Arrowtooth flounder spawn in deep waters (>400m) along the continental shelf break in winter (Blood et al. 2007). They are batch spawners, spawning from fall to winter off Washington State at depths greater than 366m (Rickey 1995).  Spawning females have been found at 400m and males at ≥450m in the Gulf of Alaska, and larvae have been found at depths greater than 200 m (Blood et al. 2007; De Forest et al. 2014). The age composition of the species shows fewer males relative to females as fish increase in age, which suggests higher  natural  mortality  (M)  for  males  (Wilderbuer  and  Turnock  2009).    To  account  for  this process, natural mortality was fixed at 0.2 for females and 0.35 for males in the model.

The arrowtooth flounder resource in the EBS and the Aleutians is managed as a single stock although little is known about stock structure. There has been no research on this topic for this species.

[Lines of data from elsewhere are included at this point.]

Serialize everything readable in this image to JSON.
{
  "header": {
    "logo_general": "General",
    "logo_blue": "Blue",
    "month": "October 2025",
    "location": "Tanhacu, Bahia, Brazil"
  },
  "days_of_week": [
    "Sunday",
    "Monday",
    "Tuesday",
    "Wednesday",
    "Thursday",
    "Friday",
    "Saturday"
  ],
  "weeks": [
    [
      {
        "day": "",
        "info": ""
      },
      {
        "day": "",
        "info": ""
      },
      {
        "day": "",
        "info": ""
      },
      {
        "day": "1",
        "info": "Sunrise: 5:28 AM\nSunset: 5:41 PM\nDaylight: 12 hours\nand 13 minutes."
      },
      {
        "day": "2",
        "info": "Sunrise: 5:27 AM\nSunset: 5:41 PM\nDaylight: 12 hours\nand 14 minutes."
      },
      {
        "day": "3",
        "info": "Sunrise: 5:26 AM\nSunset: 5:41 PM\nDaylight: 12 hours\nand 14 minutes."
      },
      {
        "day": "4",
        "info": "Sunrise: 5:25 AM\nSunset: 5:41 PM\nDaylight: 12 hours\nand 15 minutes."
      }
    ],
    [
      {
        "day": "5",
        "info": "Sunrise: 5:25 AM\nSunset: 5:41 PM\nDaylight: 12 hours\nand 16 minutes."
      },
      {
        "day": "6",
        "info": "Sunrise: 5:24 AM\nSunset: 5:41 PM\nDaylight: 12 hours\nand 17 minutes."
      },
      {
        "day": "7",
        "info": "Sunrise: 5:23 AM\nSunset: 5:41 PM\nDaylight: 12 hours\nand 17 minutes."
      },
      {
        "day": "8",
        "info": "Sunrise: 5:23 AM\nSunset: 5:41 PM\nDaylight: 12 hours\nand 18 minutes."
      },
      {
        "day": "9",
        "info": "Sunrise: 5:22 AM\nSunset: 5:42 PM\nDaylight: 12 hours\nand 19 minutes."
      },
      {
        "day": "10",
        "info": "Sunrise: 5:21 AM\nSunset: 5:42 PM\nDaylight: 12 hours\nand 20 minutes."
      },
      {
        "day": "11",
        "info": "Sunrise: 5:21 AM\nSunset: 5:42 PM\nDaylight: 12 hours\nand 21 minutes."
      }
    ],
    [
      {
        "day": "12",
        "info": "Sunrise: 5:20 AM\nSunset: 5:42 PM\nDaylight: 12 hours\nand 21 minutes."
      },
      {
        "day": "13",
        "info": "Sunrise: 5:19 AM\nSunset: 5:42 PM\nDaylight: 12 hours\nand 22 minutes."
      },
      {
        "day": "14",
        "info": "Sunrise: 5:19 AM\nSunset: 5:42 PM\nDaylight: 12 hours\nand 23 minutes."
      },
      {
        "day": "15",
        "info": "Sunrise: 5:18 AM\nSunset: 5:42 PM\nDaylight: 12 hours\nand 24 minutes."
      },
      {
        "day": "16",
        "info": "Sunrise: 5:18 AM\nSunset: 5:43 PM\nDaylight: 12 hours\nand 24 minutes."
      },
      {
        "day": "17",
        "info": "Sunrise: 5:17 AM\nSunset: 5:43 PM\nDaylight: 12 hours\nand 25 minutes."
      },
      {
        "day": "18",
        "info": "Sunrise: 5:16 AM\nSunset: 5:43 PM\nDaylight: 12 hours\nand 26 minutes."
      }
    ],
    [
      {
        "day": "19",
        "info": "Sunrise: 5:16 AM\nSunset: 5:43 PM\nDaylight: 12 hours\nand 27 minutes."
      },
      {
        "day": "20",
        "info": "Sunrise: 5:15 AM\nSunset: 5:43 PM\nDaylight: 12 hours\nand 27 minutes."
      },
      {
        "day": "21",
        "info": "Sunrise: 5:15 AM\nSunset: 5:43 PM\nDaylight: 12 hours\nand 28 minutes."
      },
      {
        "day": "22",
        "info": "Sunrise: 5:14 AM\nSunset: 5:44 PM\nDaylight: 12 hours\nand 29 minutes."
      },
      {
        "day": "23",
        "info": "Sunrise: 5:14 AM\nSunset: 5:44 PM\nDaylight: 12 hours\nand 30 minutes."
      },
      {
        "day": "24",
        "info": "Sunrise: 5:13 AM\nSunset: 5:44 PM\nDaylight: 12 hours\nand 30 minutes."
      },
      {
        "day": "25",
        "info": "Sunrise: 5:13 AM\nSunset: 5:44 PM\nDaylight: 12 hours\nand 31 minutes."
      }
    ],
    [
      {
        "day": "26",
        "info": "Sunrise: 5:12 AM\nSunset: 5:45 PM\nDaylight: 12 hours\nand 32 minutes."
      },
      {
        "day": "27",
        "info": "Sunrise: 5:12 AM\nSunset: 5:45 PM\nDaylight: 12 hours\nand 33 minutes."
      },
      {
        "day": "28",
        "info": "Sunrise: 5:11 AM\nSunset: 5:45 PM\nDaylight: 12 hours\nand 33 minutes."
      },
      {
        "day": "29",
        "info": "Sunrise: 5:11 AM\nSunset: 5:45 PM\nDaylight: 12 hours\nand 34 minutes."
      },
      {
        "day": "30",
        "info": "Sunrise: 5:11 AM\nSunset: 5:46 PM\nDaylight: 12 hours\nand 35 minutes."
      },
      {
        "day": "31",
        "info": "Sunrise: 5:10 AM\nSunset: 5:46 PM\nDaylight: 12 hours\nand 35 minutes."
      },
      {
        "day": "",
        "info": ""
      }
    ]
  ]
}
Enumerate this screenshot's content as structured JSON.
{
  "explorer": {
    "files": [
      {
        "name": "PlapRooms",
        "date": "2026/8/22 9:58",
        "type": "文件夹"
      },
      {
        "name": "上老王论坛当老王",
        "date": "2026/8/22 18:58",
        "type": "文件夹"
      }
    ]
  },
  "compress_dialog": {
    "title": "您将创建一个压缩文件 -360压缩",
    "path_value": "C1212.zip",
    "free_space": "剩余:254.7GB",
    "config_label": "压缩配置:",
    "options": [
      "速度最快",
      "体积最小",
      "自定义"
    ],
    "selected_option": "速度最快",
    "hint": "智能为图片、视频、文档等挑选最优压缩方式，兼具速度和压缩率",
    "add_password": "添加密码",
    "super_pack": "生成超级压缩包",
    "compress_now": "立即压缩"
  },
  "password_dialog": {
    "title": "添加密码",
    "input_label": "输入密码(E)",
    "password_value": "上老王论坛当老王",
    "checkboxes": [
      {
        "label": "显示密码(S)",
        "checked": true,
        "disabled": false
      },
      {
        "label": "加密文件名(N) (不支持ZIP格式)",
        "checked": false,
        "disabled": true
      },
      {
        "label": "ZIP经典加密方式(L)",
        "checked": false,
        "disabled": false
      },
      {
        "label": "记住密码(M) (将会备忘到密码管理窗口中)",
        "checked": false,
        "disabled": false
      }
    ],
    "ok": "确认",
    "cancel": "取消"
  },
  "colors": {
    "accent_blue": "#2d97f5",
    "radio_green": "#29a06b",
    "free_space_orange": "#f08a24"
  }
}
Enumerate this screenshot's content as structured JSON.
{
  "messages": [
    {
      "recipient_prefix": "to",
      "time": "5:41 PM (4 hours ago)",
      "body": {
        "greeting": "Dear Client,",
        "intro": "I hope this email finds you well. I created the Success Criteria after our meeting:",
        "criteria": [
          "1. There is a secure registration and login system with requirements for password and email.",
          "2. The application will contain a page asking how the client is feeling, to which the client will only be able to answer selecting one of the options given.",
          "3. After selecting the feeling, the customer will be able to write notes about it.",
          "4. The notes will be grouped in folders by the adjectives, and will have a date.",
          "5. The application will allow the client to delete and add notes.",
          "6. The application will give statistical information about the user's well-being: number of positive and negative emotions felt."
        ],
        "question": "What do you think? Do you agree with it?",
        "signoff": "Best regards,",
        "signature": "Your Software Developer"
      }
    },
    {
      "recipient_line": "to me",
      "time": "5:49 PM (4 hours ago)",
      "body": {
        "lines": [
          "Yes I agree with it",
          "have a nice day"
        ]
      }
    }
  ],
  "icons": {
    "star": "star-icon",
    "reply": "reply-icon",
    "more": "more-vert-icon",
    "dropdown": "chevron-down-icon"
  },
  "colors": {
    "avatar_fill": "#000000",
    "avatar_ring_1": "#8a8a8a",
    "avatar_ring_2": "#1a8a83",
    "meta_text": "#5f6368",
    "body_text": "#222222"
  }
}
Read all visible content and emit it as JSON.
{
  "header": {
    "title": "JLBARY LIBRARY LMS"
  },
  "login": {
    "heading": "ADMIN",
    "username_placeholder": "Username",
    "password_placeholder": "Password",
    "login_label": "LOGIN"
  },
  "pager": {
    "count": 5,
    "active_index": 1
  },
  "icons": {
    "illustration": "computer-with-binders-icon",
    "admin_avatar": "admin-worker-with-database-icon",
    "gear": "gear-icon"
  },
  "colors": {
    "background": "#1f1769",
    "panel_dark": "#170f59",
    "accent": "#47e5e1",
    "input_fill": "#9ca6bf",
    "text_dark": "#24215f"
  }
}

Last updated by Alaska Fisheries Science Center on 02/13/2019

Research in Alaska North Pacific Groundfish Stock Assessments Arrowtooth Flounder